Supplied records:
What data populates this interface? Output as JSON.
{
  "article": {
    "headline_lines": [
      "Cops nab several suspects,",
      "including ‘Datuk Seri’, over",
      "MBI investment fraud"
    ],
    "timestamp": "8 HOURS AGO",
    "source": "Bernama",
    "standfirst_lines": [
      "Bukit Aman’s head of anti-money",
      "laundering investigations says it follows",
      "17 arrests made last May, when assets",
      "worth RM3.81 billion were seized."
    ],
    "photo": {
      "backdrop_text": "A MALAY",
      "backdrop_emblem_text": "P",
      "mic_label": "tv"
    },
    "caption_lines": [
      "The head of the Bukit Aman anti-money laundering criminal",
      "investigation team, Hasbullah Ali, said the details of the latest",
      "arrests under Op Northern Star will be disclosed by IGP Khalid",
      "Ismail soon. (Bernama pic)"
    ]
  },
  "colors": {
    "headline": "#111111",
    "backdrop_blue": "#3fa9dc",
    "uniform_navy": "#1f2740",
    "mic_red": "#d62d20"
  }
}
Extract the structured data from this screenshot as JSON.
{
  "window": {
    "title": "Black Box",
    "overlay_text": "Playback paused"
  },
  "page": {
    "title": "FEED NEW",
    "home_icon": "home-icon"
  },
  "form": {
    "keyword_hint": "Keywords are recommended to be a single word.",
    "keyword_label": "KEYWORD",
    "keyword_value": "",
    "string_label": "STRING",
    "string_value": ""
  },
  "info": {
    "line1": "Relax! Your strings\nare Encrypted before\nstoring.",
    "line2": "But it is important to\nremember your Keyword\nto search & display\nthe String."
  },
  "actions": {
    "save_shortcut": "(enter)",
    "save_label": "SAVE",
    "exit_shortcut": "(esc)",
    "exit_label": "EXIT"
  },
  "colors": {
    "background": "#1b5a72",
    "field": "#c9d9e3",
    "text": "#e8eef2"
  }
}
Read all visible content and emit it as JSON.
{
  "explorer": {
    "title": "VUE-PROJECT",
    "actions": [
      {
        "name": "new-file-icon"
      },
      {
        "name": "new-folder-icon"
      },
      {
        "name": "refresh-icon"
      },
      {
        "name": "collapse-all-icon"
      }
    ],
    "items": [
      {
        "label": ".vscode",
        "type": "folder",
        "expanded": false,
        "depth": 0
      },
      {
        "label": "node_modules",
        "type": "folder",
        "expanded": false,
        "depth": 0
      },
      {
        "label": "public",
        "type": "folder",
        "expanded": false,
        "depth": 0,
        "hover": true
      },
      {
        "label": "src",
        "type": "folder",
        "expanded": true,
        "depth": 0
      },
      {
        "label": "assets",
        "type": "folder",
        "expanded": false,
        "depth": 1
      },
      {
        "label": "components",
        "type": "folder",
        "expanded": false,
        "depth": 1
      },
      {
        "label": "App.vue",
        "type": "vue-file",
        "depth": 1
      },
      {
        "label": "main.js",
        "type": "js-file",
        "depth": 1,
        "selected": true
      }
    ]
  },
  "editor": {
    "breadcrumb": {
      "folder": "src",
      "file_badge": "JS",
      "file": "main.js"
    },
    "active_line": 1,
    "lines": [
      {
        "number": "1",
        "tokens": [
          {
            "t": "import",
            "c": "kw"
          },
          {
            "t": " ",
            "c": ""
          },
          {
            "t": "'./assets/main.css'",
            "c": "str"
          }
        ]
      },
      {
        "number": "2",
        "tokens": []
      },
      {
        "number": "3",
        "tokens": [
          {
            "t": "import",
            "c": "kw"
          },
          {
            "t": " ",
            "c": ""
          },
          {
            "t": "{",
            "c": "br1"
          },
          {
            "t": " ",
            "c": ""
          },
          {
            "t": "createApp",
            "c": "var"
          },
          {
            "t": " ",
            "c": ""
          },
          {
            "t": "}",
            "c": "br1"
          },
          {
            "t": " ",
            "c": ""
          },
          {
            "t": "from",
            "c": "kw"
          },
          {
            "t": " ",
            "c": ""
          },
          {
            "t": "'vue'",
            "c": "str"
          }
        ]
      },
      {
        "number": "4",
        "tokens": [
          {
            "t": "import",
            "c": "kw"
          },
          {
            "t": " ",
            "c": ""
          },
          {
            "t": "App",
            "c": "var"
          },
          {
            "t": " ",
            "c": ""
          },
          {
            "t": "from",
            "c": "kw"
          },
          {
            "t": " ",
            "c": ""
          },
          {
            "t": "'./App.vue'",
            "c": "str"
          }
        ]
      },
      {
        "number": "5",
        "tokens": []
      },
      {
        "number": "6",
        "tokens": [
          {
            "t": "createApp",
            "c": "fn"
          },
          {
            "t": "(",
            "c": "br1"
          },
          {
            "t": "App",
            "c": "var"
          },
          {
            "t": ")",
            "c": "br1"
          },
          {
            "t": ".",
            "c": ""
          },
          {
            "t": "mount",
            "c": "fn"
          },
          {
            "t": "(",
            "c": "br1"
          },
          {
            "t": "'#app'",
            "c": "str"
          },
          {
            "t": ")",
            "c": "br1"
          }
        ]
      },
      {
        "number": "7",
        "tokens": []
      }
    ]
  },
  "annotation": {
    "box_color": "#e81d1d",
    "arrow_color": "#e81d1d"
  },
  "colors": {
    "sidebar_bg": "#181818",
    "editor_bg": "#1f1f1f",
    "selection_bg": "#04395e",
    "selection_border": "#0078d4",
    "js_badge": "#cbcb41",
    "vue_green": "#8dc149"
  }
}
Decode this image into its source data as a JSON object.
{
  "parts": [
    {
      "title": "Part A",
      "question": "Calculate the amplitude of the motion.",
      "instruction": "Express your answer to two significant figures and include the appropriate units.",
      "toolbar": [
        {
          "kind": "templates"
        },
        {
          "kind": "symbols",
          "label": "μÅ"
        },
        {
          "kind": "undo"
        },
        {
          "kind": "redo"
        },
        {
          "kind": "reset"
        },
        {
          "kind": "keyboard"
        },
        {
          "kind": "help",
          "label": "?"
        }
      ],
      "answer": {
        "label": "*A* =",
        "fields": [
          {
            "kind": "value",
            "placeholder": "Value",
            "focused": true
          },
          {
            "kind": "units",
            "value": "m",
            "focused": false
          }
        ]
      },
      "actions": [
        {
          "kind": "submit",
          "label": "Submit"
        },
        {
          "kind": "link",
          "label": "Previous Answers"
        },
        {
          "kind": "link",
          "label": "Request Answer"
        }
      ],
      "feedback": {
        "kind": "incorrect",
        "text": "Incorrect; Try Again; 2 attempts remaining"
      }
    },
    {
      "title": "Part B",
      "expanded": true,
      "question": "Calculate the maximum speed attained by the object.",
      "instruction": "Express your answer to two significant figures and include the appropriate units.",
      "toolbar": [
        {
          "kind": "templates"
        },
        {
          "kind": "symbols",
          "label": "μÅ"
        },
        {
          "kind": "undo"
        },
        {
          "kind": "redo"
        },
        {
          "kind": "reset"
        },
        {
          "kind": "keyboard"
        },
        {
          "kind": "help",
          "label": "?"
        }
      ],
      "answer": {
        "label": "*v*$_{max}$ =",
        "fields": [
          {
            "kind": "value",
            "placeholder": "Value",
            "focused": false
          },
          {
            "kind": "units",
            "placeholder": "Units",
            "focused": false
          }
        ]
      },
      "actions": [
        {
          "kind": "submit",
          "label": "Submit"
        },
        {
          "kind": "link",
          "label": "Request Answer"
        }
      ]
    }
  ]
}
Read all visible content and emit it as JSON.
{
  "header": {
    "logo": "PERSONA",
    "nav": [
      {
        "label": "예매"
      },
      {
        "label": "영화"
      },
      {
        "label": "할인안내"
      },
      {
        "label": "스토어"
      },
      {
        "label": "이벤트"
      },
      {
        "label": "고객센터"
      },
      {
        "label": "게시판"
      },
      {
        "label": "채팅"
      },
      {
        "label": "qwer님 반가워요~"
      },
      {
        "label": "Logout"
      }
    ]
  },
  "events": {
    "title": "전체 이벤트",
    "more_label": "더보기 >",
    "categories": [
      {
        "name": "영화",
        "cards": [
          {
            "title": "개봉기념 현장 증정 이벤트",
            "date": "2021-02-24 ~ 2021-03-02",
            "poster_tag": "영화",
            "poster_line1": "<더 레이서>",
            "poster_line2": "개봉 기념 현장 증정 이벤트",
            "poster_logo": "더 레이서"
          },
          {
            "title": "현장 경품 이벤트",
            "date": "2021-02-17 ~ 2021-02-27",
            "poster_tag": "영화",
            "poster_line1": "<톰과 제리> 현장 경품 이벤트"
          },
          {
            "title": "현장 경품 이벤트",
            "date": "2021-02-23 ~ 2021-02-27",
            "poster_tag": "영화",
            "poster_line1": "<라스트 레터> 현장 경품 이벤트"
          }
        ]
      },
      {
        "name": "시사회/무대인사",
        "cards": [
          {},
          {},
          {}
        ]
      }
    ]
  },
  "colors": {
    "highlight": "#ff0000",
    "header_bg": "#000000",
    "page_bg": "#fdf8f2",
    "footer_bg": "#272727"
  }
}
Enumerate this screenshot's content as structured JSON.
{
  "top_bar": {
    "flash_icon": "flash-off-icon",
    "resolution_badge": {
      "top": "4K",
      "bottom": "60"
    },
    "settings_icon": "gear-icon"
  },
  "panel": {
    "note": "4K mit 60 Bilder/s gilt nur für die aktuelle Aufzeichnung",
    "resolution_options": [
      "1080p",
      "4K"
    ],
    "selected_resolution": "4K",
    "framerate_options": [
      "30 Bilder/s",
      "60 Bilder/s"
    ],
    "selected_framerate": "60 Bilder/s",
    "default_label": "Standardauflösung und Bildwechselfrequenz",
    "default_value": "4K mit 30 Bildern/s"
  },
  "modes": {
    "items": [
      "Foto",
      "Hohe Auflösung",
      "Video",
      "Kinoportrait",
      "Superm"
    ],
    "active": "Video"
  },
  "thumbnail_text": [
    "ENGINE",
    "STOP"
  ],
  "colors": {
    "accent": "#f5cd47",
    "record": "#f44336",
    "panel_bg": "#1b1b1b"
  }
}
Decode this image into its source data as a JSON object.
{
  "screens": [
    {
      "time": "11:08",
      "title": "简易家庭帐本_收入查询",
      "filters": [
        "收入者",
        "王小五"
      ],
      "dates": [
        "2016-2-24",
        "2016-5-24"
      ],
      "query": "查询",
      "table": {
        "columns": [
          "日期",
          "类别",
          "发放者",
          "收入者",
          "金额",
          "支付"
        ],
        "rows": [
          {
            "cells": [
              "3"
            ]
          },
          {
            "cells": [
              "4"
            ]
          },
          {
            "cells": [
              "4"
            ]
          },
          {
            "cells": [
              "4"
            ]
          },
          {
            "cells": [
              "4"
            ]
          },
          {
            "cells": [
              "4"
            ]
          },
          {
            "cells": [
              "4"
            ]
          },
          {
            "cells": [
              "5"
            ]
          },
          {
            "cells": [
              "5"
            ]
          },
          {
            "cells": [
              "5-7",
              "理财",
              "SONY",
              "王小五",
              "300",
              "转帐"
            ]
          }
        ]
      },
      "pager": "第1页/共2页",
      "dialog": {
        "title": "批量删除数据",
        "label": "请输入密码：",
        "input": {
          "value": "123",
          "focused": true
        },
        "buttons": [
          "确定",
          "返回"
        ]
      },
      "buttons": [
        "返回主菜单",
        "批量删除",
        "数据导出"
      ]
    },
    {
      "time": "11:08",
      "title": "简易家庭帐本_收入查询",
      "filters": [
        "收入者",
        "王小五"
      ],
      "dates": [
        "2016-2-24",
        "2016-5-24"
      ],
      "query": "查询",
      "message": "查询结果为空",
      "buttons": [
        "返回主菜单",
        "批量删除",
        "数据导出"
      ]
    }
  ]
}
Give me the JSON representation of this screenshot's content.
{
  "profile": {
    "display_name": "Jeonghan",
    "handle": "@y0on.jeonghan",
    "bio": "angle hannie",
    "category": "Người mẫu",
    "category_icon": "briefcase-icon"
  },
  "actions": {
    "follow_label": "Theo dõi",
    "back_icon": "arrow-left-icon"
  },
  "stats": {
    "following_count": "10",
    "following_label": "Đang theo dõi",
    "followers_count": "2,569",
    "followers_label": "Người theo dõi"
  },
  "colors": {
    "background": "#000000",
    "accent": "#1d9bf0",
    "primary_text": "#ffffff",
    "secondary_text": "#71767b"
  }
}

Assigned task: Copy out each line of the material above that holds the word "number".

Response area:
        "number": "1",
        "number": "2",
        "number": "3",
        "number": "4",
        "number": "5",
        "number": "6",
        "number": "7",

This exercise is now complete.